→ **ASSIGNMENT**: This exercise asks for every line of the material that contains the word "JSON".

DATA FOR PROCESSING START

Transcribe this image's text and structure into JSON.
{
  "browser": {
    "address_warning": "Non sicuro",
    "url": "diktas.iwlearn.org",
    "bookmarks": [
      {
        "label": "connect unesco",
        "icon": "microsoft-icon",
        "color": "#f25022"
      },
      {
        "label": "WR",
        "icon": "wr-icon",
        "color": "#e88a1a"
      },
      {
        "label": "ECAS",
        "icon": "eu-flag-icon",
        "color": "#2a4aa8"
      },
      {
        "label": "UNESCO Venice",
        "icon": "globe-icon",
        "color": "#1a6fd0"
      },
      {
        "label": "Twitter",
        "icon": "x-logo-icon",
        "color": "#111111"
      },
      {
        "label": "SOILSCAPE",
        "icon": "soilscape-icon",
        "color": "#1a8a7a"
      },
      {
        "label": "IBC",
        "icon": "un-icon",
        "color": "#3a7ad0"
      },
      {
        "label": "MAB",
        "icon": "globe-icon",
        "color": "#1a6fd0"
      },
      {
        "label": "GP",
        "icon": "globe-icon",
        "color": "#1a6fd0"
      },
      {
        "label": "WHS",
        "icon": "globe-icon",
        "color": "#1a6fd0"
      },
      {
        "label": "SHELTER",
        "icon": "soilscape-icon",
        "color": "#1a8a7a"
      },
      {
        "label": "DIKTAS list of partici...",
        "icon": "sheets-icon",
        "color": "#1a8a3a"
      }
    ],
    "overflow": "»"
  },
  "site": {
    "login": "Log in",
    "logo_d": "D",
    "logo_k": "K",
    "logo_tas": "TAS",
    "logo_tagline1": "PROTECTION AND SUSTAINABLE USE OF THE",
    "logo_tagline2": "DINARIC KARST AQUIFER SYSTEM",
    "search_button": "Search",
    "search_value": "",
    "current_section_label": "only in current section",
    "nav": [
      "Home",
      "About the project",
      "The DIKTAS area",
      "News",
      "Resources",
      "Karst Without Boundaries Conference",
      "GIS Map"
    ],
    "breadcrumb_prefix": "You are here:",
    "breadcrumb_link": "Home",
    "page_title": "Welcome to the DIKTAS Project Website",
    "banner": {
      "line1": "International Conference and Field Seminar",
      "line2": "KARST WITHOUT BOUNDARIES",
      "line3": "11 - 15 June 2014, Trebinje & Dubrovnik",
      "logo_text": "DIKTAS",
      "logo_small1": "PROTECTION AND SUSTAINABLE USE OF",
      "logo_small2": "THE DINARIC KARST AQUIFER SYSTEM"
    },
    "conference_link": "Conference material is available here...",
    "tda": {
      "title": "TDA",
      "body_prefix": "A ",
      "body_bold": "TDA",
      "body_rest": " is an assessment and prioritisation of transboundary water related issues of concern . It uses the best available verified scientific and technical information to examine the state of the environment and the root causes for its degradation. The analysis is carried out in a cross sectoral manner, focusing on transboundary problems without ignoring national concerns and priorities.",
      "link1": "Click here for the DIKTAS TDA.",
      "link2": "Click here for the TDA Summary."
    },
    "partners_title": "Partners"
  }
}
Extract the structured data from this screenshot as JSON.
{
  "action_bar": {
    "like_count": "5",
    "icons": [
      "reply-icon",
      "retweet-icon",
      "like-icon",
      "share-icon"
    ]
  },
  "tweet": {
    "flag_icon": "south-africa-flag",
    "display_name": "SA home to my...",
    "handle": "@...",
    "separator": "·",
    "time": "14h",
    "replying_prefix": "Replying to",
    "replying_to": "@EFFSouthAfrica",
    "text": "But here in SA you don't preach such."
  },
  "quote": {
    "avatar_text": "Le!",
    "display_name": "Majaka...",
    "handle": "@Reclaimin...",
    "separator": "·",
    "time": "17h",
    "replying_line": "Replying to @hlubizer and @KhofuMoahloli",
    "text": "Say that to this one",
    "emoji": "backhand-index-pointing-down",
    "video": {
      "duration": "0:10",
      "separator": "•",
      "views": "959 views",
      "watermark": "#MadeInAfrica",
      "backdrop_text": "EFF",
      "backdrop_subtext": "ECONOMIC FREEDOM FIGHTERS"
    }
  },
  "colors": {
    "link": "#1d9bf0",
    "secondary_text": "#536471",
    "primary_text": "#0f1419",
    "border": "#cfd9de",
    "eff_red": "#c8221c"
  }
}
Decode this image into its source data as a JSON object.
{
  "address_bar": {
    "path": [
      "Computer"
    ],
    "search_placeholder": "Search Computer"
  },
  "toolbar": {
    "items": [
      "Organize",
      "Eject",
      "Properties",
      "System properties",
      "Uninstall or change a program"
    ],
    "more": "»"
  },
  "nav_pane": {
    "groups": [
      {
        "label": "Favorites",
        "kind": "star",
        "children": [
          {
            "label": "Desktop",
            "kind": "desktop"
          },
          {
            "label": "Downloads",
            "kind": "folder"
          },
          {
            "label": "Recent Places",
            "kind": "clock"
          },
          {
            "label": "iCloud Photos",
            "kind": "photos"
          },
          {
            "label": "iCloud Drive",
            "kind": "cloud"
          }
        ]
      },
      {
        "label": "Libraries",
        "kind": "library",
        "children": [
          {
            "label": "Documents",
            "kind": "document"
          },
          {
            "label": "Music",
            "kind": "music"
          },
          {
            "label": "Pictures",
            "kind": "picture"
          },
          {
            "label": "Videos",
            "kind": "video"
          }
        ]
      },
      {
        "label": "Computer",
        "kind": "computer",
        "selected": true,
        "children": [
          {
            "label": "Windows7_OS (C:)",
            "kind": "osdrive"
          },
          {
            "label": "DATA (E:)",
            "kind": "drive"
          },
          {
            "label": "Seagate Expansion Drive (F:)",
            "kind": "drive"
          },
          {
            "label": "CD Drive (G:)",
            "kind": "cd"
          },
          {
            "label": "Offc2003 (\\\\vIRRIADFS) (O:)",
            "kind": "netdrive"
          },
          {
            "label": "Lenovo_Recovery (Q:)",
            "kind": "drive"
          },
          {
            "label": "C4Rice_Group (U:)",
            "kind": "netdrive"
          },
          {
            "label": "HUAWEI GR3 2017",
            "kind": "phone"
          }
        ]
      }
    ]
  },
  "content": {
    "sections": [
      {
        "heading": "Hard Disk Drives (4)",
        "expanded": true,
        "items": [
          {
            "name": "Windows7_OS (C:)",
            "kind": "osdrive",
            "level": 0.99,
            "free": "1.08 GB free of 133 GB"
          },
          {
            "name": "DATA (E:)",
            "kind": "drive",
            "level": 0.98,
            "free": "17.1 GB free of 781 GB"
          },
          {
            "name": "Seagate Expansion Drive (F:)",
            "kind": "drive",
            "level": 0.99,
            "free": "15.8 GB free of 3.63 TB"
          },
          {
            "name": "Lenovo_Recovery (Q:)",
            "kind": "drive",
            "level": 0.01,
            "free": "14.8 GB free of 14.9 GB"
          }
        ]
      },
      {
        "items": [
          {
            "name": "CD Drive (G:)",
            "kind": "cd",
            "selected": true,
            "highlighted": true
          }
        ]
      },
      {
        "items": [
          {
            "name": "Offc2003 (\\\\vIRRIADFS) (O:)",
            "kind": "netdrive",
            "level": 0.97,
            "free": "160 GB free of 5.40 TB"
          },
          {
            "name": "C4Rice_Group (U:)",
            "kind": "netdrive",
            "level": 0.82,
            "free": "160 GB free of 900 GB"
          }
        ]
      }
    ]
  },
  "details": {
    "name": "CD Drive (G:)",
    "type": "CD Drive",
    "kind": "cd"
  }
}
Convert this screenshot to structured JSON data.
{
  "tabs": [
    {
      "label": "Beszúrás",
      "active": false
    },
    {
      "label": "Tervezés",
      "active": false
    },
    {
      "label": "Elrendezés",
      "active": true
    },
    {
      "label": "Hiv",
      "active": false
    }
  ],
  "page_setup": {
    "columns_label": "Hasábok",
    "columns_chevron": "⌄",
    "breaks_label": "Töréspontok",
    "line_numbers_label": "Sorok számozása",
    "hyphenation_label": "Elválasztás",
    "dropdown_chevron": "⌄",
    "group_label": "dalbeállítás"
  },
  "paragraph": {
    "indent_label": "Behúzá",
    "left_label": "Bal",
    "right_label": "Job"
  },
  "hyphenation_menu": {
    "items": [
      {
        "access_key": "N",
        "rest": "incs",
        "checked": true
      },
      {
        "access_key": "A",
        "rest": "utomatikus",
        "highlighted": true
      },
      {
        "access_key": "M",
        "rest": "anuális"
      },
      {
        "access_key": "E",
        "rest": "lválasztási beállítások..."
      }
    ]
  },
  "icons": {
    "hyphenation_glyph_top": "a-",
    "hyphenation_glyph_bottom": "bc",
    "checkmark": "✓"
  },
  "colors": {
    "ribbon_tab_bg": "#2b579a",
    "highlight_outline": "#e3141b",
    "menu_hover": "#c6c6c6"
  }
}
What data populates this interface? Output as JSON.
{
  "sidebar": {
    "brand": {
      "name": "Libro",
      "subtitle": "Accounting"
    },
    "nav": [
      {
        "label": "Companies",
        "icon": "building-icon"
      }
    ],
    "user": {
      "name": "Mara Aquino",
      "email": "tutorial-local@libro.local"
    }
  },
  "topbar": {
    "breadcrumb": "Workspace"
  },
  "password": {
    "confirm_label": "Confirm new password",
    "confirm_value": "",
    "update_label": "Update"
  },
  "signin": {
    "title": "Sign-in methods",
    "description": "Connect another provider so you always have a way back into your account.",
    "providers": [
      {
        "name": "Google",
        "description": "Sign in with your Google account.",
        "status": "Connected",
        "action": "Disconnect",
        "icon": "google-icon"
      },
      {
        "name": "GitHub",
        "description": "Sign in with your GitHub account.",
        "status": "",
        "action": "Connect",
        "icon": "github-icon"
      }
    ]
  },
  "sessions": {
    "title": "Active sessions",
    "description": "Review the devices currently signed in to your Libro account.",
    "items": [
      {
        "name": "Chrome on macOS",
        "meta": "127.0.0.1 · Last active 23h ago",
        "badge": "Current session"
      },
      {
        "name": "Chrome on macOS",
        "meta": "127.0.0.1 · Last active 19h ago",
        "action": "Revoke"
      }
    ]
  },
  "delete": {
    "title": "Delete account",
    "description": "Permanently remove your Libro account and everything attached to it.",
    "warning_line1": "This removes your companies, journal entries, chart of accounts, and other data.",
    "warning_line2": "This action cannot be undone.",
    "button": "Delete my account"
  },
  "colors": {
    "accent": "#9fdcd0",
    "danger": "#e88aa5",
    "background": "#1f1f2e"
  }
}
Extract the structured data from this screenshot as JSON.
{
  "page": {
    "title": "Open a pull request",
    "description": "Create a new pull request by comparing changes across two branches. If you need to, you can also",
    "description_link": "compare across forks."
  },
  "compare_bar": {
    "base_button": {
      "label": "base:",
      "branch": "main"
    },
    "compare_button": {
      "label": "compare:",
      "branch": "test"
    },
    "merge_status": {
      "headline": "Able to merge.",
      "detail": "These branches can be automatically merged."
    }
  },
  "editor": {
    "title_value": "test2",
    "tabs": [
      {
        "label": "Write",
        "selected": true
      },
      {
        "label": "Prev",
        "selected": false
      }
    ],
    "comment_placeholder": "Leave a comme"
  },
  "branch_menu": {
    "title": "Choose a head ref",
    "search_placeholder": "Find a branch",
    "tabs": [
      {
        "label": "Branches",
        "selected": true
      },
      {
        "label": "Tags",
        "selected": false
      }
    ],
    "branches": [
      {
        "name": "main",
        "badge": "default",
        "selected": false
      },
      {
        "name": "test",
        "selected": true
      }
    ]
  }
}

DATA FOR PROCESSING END

→ **ANSWER SPACE**:
Transcribe this image's text and structure into JSON.
Extract the structured data from this screenshot as JSON.
Decode this image into its source data as a JSON object.
Convert this screenshot to structured JSON data.
What data populates this interface? Output as JSON.
Extract the structured data from this screenshot as JSON.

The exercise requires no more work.